As a principal at Element 5 Architecture, and one who lives outside of the city, I commute to work in and out of downtown Austin everyday. Like most people in our city, I experience the increasing traffic first hand.
According to Gary Schatz, Assistant Director of the Austin Transportation Department, “I will say to anyone: traffic increases every year anywhere from one, two, three percent a year no matter where in Austin you are." Take a stretch like South Lamar, an important CBD artery that is being actively developed, Schatz says, and traffic will grow even faster.

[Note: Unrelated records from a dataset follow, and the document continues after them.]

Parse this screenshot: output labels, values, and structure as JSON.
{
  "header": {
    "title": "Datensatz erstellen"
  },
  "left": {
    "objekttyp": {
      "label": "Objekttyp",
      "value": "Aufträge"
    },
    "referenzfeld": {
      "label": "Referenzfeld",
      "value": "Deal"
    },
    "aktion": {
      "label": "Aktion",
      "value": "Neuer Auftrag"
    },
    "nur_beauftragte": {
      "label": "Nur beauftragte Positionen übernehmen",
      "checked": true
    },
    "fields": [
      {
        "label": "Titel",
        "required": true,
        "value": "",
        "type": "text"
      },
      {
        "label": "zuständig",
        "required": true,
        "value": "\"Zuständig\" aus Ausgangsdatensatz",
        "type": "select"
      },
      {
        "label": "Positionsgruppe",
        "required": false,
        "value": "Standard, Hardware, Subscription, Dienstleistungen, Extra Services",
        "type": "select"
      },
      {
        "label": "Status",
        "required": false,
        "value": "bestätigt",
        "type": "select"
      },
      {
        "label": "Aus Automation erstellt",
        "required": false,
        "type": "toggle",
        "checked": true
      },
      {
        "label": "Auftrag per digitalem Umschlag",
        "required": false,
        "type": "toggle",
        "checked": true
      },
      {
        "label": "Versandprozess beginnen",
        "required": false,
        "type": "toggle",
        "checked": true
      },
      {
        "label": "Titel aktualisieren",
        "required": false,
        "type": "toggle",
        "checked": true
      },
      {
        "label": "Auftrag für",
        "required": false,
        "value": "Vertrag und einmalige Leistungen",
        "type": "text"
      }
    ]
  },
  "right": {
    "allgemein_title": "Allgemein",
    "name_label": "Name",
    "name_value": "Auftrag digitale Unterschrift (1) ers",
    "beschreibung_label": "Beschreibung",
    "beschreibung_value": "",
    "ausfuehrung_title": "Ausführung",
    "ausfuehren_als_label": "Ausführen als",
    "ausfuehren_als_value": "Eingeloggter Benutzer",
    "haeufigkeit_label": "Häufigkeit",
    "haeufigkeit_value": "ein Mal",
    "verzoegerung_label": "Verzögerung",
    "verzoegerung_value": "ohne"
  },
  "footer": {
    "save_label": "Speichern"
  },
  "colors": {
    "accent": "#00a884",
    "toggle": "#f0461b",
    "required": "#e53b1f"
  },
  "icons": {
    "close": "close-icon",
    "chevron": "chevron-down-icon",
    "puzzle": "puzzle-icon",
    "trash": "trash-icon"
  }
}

One of my projects requires me to travel the South Lamar corridor for meetings and no matter what time of day it is, this experience is increasingly frustrating to say the least. I lived adjacent to the South Lamar corridor 20+ years ago in the Barton Hills area ("the 78704"), the birthplace of "keep Austin weird", and at that time, I was proud of our zipcode and proud of where I lived. I even owned a "78704" t-shirt. Being a music lover, the Broken Spoke, Horse Shoe Lounge and Saxxon Pub held a special place in my heart. But today these Austin icons seem to be buried in the chaos. I am not convinced I would want to live along this corridor today.
While there are mixed-use developments taking place, which hopefully offer opportunities for residents to live and work in closer proximity, the big problem I see is that there is no option of widening the boulevard. There are private properties that line the zoning along the street. The chance of the city purchasing chunks of private property to widen this corridor are minimal. Even if the city made this move, there is still the bottleneck at the bridge crossing the river into downtown.
The other problem is that there are few options of routing traffic to other arteries. According to Schatz "One of the challenges of South Lamar is it's kind of like a watershed, you have in effect a traffic shed that the traffic generates, there really aren't options to get over to South 1st or to get over to MOPAC, so the traffic really focuses on that corridor.”
I am not sure the city can do more than tweak the problem with computer controlled traffic lights, improved bike lanes, mass transit and wider sidewalks. While in the city's eyes improving the pedestrian experience along Lamar is a positive, it most-likely will slow traffic even more.
This 3 mile stretch between Ben White and the river is no longer "weird", but one of Austin's more serious problems to solve.